- (47) Pacheco, J. M., Santos, F. C., Souza, M. O. & Skyrms, B. Evolutionary dynamics of collective action in -person stag hunt dilemmas. Proc. R. Soc. B 276, 315-321 (2009).
- (48) Souza, M. O., Pacheco, J. M. & Santos, F. C. Evolution of cooperation under -person snowdrift games. J. Theor. Biol. 260, 581-588 (2009).
- (49) Santos, F. C. & Pacheco, J. M. Risk of collective failure provides an escape from the tragedy of the commons. Proc. Natl. Acad. Sci. USA 108, 10421-10425 (2011).
- (50) Moreira, J., Pacheco, J. M. & Santos, F. C. Evolution of collective action in adaptive social structures. Sci. Rep. 3, 1521 (2013).
- (51) Bonacich, P., Shure, G. H., Kahan, J. P. & Meeker, R. J. Cooperation and group size in the -person prisoner’s dilemma. J. Confl. Resolut. 20, 687-706 (1976).
- (52) Isaac, R. & Walker, J. Group size effects in public goods provision: the voluntary contributions mechanism. Quart. J. Econ. 103, 179-199 (1988).
- (53) Carpenter, J. P. Punishing free-riders: how group size affects mutual monitoring and provision of public goods. Games Econ. Behav. 60, 30-51 (2007).
- (54) Pecorino, P. & Temimi, A. The group size paradox revisited. J. Public Econ. Theor. 10, 785-799 (2008).
- (55) Szolnoki, A. & Perc, M. Group-size effects on the evolution of cooperation in the spatial public goods game. Phys. Rev. E 84, 047102 (2011).
- (56) Hofbauer, J. & Sigmund, K. Evolutionary Games and Population Dynamics. (Cambridge University Press, Cambridge, 1998).
- (57) Szabó, G. & Tőke, C. Evolutionary prisoner’s dilemma game on a square lattice. Phys. Rev. E 58, 69-73 (1998).
- (58) Van Segbroeck, S., Pacheco, J. M., Lenaerts, T. & Santos, F. C. Emergence of fairness in repeated group interactions. Phys. Rev. Lett. 108, 158104 (2012).
- (59) Karlin, S. & Taylor, H. M. A. A First Course in Stochastic Processes, 2nd Ed. (Academic, London, 1975).
- (60) Ewens, W. J. Mathematical Population Genetics. (Springer-Verlag, New York, 2004).
- (61) Vasconcelos, V. V., Santos, F. C. & Pacheco, J. M. A bottom-up institutional approach to cooperative governance of risky commons. Nat. Clim. Chang. 3, 797-801 (2013).

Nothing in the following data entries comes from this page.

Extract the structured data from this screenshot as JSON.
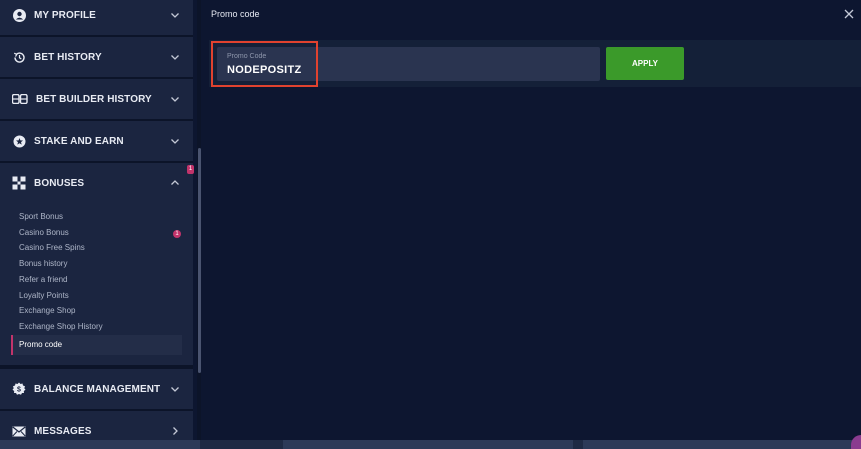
{
  "sidebar": {
    "items": [
      {
        "label": "MY PROFILE",
        "icon": "user-icon"
      },
      {
        "label": "BET HISTORY",
        "icon": "history-icon"
      },
      {
        "label": "BET BUILDER HISTORY",
        "icon": "bet-builder-icon"
      },
      {
        "label": "STAKE AND EARN",
        "icon": "stake-icon"
      },
      {
        "label": "BONUSES",
        "icon": "gift-icon",
        "badge": "1"
      },
      {
        "label": "BALANCE MANAGEMENT",
        "icon": "balance-icon"
      },
      {
        "label": "MESSAGES",
        "icon": "envelope-icon"
      }
    ],
    "bonuses_submenu": [
      {
        "label": "Sport Bonus"
      },
      {
        "label": "Casino Bonus",
        "badge": "1"
      },
      {
        "label": "Casino Free Spins"
      },
      {
        "label": "Bonus history"
      },
      {
        "label": "Refer a friend"
      },
      {
        "label": "Loyalty Points"
      },
      {
        "label": "Exchange Shop"
      },
      {
        "label": "Exchange Shop History"
      },
      {
        "label": "Promo code",
        "active": true
      }
    ]
  },
  "header": {
    "title": "Promo code"
  },
  "promo": {
    "field_label": "Promo Code",
    "value": "NODEPOSITZ",
    "apply_label": "APPLY"
  },
  "colors": {
    "accent_green": "#3b9a2a",
    "badge_pink": "#c2346b",
    "highlight_red": "#e0422f",
    "background": "#0d1630"
  }
}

- (62) Vasconcelos, V. V., Santos, F. C., Pacheco, J. M. & Levin, S. A. Climate policies under wealth inequality. Proc. Natl. Acad. Sci. USA 111, 2212-2216 (2014).